The “Age of Martyrs” is the term of art for the earliest years of Christian history, but as Pope Francis remarked in a homily last April 15, “the age of martyrs is not yet over; even today we can say, in truth, that the Church has more martyrs now than during the first centuries.” More Christians were martyred in the 20th century than in all previous centuries combined.
The lives of these remarkable men and women and the effects of their witness in the Church and the world are the subjects of the University of Notre Dame’s Saturdays with the Saints program, a series of morning talks offered on football home game days throughout the fall.
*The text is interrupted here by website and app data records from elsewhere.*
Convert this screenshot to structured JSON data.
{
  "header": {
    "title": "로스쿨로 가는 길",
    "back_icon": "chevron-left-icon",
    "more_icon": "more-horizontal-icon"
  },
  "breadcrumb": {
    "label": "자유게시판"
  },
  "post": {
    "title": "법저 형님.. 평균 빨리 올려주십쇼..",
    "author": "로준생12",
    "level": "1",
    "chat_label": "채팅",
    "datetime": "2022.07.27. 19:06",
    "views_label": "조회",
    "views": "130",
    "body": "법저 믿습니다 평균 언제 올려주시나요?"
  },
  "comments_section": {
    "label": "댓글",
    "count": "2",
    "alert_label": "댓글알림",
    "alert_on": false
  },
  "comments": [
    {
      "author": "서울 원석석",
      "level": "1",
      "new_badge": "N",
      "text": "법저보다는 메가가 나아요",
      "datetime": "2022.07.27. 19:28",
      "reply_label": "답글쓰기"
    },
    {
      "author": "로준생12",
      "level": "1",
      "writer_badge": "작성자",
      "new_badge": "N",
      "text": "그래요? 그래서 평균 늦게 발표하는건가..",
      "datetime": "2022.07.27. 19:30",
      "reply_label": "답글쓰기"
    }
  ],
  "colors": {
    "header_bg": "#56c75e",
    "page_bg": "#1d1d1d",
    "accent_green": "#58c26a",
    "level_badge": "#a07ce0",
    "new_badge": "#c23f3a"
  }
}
Sponsored by Notre Dame’s Institute for Church Life and engaging a wide variety of the University’s faculty, the hourlong program sessions are held on home game Saturdays beginning at 10:30 a.m. in the Andrews Auditorium of Geddes Hall.
This Saturday (Aug. 31), Robert A. Krieg, professor of theology, will speak on “Blessed Franz Jägerstätter: Farmer, Conscientious Objector, and Martyr.” The 36-year-old Jägerstätter was beheaded on Aug. 9, 1943, for refusing military service in the armies of the Third Reich. He was beatified, or declared “blessed,” by Pope Benedict XVI six years ago. Krieg, a scholar of Christology and German Catholic theology, recently translated and edited “Franz Jaegerstaetter: Letters and Writings from Prison.”